    (30)  Social studies skills. The student communicates in written, oral, and visual forms. The student is expected to:

    (A)  use social studies terminology correctly;

    (B)  use standard grammar, spelling, sentence structure, and punctuation;

    (C)  interpret and create written, oral, and visual presentations of social studies information; and

    (D)  transfer information from one medium to another.

    (31)  Social studies skills. The student uses problem-solving and decision-making skills, working independently and with others, in a variety of settings. The student is expected to:

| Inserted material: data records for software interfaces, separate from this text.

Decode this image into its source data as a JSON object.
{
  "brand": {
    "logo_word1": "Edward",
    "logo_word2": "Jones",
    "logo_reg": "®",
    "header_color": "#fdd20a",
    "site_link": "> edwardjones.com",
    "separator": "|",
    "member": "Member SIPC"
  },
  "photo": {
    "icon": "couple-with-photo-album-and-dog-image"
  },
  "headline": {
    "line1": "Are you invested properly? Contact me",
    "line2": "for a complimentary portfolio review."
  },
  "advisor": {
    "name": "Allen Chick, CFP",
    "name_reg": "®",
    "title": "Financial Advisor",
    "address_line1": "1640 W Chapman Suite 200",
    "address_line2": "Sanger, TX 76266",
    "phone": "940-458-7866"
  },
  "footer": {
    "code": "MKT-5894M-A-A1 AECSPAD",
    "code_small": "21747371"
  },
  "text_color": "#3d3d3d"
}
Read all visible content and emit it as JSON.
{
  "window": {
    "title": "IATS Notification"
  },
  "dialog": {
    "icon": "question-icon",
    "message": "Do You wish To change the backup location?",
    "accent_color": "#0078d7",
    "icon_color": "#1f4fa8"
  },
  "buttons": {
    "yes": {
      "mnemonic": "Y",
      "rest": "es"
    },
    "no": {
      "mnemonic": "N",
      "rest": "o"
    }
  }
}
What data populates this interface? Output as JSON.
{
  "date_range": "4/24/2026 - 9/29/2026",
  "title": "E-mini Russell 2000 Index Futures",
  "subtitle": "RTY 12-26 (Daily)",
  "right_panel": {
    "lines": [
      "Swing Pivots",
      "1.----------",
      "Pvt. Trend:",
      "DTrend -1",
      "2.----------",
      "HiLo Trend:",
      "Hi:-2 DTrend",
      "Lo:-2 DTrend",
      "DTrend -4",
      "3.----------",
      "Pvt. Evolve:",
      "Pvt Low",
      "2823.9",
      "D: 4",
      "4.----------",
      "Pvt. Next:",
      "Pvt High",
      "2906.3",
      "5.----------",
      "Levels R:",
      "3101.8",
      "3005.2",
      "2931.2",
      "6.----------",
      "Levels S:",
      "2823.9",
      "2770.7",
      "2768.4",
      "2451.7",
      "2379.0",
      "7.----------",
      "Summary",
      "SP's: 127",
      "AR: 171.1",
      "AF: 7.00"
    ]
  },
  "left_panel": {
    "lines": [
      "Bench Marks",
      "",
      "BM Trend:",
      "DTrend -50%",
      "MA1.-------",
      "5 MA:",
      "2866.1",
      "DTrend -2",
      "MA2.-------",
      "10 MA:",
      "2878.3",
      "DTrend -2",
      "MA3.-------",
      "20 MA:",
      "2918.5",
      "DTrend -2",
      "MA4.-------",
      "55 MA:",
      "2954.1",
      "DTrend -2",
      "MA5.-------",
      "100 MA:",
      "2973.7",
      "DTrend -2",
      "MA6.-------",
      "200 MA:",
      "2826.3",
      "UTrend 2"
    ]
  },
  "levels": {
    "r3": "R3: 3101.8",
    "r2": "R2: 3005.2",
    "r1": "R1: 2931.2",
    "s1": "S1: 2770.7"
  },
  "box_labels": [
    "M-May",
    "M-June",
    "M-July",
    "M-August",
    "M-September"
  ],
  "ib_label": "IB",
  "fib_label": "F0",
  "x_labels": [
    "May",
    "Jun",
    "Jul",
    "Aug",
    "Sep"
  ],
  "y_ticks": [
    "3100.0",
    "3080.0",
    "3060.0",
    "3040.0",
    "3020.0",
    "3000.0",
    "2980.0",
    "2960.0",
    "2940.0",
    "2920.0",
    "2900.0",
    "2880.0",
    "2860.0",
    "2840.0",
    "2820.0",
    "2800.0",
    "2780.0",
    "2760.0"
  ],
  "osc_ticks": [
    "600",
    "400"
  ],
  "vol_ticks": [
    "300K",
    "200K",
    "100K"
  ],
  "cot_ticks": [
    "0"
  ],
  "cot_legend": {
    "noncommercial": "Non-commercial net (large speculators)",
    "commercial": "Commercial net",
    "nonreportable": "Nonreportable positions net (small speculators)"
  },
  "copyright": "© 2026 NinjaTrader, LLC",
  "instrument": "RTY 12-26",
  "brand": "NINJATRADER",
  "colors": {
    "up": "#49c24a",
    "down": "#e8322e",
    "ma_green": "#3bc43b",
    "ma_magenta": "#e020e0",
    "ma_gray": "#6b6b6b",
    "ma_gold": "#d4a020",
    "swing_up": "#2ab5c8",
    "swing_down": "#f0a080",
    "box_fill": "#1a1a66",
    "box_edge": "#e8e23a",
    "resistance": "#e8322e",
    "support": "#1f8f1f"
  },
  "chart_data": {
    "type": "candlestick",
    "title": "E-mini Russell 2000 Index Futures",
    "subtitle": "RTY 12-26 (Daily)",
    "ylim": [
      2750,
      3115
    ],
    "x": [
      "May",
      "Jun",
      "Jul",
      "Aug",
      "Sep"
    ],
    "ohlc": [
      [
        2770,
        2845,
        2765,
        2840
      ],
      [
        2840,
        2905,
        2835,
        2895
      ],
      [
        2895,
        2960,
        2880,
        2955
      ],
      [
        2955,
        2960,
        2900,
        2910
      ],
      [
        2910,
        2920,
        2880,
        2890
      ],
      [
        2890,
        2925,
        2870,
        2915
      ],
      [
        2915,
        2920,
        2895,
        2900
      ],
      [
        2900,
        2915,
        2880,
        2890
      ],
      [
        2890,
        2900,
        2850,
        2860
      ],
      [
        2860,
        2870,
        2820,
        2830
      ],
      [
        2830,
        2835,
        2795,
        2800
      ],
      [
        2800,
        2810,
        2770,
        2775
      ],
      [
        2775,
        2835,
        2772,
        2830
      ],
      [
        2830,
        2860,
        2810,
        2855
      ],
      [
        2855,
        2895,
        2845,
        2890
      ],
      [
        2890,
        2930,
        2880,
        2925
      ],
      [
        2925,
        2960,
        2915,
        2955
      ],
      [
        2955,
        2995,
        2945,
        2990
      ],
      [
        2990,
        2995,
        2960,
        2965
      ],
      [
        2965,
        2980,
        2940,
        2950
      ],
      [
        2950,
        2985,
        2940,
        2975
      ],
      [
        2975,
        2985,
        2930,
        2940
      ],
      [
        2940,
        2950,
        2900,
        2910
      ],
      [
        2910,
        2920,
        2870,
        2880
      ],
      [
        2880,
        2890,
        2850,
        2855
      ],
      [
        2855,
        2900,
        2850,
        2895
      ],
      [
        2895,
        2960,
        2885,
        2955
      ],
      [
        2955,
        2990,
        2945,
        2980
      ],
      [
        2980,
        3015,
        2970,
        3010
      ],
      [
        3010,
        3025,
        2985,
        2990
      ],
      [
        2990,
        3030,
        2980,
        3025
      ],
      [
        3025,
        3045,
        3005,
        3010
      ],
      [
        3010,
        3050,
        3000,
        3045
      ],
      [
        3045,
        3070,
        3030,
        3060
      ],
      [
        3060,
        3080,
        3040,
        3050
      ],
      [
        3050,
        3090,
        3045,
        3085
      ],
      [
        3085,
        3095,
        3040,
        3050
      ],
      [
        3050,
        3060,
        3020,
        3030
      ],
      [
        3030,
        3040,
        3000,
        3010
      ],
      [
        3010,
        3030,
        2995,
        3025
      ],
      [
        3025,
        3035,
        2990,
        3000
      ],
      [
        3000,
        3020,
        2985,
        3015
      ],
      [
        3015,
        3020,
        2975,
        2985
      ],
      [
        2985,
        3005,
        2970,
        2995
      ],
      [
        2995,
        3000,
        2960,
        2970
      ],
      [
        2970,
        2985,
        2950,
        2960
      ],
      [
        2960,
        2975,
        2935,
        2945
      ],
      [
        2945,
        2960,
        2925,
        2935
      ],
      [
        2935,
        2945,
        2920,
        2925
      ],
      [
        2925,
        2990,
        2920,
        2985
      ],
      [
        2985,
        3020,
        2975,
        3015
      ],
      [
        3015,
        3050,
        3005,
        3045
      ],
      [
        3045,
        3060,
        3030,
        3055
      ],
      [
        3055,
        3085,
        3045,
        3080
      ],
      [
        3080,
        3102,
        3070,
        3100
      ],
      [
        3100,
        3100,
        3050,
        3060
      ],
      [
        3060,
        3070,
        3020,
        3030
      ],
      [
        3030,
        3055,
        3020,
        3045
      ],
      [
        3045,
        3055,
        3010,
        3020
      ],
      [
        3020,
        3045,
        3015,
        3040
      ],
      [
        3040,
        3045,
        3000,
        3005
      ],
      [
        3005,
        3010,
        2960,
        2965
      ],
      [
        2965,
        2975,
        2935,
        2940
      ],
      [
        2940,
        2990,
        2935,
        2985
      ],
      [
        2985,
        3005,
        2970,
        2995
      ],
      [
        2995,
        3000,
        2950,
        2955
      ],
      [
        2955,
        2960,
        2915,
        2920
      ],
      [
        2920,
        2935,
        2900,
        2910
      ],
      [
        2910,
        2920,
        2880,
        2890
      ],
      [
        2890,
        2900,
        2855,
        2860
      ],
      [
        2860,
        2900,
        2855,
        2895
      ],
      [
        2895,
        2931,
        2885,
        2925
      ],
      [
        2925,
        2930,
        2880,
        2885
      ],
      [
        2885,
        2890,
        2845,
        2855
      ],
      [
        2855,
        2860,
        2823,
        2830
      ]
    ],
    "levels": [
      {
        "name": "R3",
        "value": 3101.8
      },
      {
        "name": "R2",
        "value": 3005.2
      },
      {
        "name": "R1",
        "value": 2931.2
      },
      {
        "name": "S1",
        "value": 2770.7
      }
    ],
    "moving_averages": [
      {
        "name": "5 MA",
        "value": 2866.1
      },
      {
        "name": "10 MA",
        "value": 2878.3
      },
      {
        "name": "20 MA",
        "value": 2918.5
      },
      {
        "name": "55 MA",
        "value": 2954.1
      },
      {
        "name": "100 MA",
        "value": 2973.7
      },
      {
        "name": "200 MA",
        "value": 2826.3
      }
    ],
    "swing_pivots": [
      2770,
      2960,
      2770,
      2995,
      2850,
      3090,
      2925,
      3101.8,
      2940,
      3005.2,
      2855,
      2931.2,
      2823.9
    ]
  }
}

    (A)  use a problem-solving process to identify a problem, gather information, list and consider options, consider advantages and disadvantages, choose and implement a solution, and evaluate the effectiveness of the solution; and

    (B)  use a decision-making process to identify a situation that requires a decision, gather information, identify options, predict consequences, and take action to implement a decision.

  • Guided Structure


    This guide is designed to accommodate class availability. The first tab can serve as a stand alone activity and each lesson tab beyond is designed to build upon the tab before it.

    The number of days on each tab indicates days in the library to begin the activity and support students. Teachers may give their students more time to work independently or create their own deadlines based on the students' needs.

  • Author


    This lesson was created for the use of NEISD libraries by Janelle Schnacker, MacArthur High School librarian.